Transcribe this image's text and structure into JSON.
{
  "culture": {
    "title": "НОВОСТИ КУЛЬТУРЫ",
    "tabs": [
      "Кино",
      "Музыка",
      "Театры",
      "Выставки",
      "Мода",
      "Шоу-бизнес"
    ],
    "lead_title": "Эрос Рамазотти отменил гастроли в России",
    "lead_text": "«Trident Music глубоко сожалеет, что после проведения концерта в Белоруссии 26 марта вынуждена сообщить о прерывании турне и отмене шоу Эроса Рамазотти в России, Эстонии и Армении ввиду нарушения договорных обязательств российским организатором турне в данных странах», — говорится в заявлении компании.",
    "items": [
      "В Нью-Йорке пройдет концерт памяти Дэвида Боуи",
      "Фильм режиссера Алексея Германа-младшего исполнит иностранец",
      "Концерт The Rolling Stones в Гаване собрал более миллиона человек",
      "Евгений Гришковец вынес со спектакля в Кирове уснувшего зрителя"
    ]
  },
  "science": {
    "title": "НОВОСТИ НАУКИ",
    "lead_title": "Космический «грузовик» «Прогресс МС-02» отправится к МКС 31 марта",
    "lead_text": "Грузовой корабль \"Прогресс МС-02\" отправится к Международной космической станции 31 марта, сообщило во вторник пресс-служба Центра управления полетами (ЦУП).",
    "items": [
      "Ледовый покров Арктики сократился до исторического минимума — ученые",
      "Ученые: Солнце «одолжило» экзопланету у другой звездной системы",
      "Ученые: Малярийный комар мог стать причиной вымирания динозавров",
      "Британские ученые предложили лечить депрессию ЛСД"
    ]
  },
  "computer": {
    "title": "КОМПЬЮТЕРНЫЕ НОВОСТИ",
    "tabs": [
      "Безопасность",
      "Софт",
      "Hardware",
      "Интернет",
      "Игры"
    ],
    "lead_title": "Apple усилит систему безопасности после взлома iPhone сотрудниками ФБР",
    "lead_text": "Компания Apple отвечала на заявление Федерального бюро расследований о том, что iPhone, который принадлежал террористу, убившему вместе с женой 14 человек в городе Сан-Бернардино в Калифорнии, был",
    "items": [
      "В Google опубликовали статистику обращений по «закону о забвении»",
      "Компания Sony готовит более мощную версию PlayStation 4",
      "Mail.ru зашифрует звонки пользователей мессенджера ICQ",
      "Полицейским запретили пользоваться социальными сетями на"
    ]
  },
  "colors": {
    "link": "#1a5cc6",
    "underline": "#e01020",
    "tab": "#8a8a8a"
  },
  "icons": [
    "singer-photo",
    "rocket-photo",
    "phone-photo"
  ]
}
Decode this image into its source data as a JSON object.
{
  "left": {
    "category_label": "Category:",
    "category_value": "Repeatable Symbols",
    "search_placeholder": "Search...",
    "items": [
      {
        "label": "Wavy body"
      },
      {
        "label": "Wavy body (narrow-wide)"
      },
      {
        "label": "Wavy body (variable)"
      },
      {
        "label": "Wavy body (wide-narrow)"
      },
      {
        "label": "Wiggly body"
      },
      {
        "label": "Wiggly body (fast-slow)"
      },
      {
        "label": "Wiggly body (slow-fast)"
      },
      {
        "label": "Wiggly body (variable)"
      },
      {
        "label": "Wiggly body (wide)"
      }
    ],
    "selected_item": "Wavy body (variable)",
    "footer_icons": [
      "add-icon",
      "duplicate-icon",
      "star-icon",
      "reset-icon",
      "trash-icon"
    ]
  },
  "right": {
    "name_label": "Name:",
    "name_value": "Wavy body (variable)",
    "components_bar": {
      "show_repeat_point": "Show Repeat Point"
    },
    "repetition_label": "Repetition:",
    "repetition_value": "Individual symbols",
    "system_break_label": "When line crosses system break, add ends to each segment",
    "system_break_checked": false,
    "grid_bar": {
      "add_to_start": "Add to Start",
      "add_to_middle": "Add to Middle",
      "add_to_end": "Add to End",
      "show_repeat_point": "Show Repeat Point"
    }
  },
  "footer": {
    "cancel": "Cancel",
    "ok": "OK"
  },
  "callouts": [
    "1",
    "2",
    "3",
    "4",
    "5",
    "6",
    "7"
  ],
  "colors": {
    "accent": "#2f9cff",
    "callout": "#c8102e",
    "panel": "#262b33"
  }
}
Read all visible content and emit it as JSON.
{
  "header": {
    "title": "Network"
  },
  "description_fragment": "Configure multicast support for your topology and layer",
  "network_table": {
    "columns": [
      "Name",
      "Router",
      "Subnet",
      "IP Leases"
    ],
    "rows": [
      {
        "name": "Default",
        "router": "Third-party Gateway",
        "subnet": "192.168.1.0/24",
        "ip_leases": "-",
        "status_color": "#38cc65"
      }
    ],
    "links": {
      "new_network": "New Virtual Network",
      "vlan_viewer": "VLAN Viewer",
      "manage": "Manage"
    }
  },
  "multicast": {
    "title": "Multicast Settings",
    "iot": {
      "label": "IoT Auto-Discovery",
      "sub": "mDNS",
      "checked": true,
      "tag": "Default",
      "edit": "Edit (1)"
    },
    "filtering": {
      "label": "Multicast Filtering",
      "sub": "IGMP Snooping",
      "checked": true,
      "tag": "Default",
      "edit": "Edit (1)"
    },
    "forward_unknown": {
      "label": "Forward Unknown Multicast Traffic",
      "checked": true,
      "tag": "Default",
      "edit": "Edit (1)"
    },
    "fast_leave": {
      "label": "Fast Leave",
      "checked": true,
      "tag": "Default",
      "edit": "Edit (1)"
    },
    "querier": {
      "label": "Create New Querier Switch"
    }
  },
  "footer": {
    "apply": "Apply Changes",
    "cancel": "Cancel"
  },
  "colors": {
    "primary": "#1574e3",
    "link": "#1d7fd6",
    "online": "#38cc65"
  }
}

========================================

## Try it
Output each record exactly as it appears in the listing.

## Written solution
Transcribe this image's text and structure into JSON.
{
  "culture": {
    "title": "НОВОСТИ КУЛЬТУРЫ",
    "tabs": [
      "Кино",
      "Музыка",
      "Театры",
      "Выставки",
      "Мода",
      "Шоу-бизнес"
    ],
    "lead_title": "Эрос Рамазотти отменил гастроли в России",
    "lead_text": "«Trident Music глубоко сожалеет, что после проведения концерта в Белоруссии 26 марта вынуждена сообщить о прерывании турне и отмене шоу Эроса Рамазотти в России, Эстонии и Армении ввиду нарушения договорных обязательств российским организатором турне в данных странах», — говорится в заявлении компании.",
    "items": [
      "В Нью-Йорке пройдет концерт памяти Дэвида Боуи",
      "Фильм режиссера Алексея Германа-младшего исполнит иностранец",
      "Концерт The Rolling Stones в Гаване собрал более миллиона человек",
      "Евгений Гришковец вынес со спектакля в Кирове уснувшего зрителя"
    ]
  },
  "science": {
    "title": "НОВОСТИ НАУКИ",
    "lead_title": "Космический «грузовик» «Прогресс МС-02» отправится к МКС 31 марта",
    "lead_text": "Грузовой корабль \"Прогресс МС-02\" отправится к Международной космической станции 31 марта, сообщило во вторник пресс-служба Центра управления полетами (ЦУП).",
    "items": [
      "Ледовый покров Арктики сократился до исторического минимума — ученые",
      "Ученые: Солнце «одолжило» экзопланету у другой звездной системы",
      "Ученые: Малярийный комар мог стать причиной вымирания динозавров",
      "Британские ученые предложили лечить депрессию ЛСД"
    ]
  },
  "computer": {
    "title": "КОМПЬЮТЕРНЫЕ НОВОСТИ",
    "tabs": [
      "Безопасность",
      "Софт",
      "Hardware",
      "Интернет",
      "Игры"
    ],
    "lead_title": "Apple усилит систему безопасности после взлома iPhone сотрудниками ФБР",
    "lead_text": "Компания Apple отвечала на заявление Федерального бюро расследований о том, что iPhone, который принадлежал террористу, убившему вместе с женой 14 человек в городе Сан-Бернардино в Калифорнии, был",
    "items": [
      "В Google опубликовали статистику обращений по «закону о забвении»",
      "Компания Sony готовит более мощную версию PlayStation 4",
      "Mail.ru зашифрует звонки пользователей мессенджера ICQ",
      "Полицейским запретили пользоваться социальными сетями на"
    ]
  },
  "colors": {
    "link": "#1a5cc6",
    "underline": "#e01020",
    "tab": "#8a8a8a"
  },
  "icons": [
    "singer-photo",
    "rocket-photo",
    "phone-photo"
  ]
}
Decode this image into its source data as a JSON object.
{
  "left": {
    "category_label": "Category:",
    "category_value": "Repeatable Symbols",
    "search_placeholder": "Search...",
    "items": [
      {
        "label": "Wavy body"
      },
      {
        "label": "Wavy body (narrow-wide)"
      },
      {
        "label": "Wavy body (variable)"
      },
      {
        "label": "Wavy body (wide-narrow)"
      },
      {
        "label": "Wiggly body"
      },
      {
        "label": "Wiggly body (fast-slow)"
      },
      {
        "label": "Wiggly body (slow-fast)"
      },
      {
        "label": "Wiggly body (variable)"
      },
      {
        "label": "Wiggly body (wide)"
      }
    ],
    "selected_item": "Wavy body (variable)",
    "footer_icons": [
      "add-icon",
      "duplicate-icon",
      "star-icon",
      "reset-icon",
      "trash-icon"
    ]
  },
  "right": {
    "name_label": "Name:",
    "name_value": "Wavy body (variable)",
    "components_bar": {
      "show_repeat_point": "Show Repeat Point"
    },
    "repetition_label": "Repetition:",
    "repetition_value": "Individual symbols",
    "system_break_label": "When line crosses system break, add ends to each segment",
    "system_break_checked": false,
    "grid_bar": {
      "add_to_start": "Add to Start",
      "add_to_middle": "Add to Middle",
      "add_to_end": "Add to End",
      "show_repeat_point": "Show Repeat Point"
    }
  },
  "footer": {
    "cancel": "Cancel",
    "ok": "OK"
  },
  "callouts": [
    "1",
    "2",
    "3",
    "4",
    "5",
    "6",
    "7"
  ],
  "colors": {
    "accent": "#2f9cff",
    "callout": "#c8102e",
    "panel": "#262b33"
  }
}
Read all visible content and emit it as JSON.
{
  "header": {
    "title": "Network"
  },
  "description_fragment": "Configure multicast support for your topology and layer",
  "network_table": {
    "columns": [
      "Name",
      "Router",
      "Subnet",
      "IP Leases"
    ],
    "rows": [
      {
        "name": "Default",
        "router": "Third-party Gateway",
        "subnet": "192.168.1.0/24",
        "ip_leases": "-",
        "status_color": "#38cc65"
      }
    ],
    "links": {
      "new_network": "New Virtual Network",
      "vlan_viewer": "VLAN Viewer",
      "manage": "Manage"
    }
  },
  "multicast": {
    "title": "Multicast Settings",
    "iot": {
      "label": "IoT Auto-Discovery",
      "sub": "mDNS",
      "checked": true,
      "tag": "Default",
      "edit": "Edit (1)"
    },
    "filtering": {
      "label": "Multicast Filtering",
      "sub": "IGMP Snooping",
      "checked": true,
      "tag": "Default",
      "edit": "Edit (1)"
    },
    "forward_unknown": {
      "label": "Forward Unknown Multicast Traffic",
      "checked": true,
      "tag": "Default",
      "edit": "Edit (1)"
    },
    "fast_leave": {
      "label": "Fast Leave",
      "checked": true,
      "tag": "Default",
      "edit": "Edit (1)"
    },
    "querier": {
      "label": "Create New Querier Switch"
    }
  },
  "footer": {
    "apply": "Apply Changes",
    "cancel": "Cancel"
  },
  "colors": {
    "primary": "#1574e3",
    "link": "#1d7fd6",
    "online": "#38cc65"
  }
}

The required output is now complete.